**What to produce**
Every record is to be restated exactly, with nothing left out.

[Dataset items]
Segment Open

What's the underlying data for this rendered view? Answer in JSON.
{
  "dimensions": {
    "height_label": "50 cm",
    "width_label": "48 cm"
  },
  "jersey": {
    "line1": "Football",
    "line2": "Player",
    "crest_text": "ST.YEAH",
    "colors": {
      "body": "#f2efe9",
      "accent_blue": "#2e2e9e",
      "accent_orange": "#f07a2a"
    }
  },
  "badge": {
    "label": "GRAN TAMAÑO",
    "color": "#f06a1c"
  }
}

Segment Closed

**Expected output**
What's the underlying data for this rendered view? Answer in JSON.
{
  "dimensions": {
    "height_label": "50 cm",
    "width_label": "48 cm"
  },
  "jersey": {
    "line1": "Football",
    "line2": "Player",
    "crest_text": "ST.YEAH",
    "colors": {
      "body": "#f2efe9",
      "accent_blue": "#2e2e9e",
      "accent_orange": "#f07a2a"
    }
  },
  "badge": {
    "label": "GRAN TAMAÑO",
    "color": "#f06a1c"
  }
}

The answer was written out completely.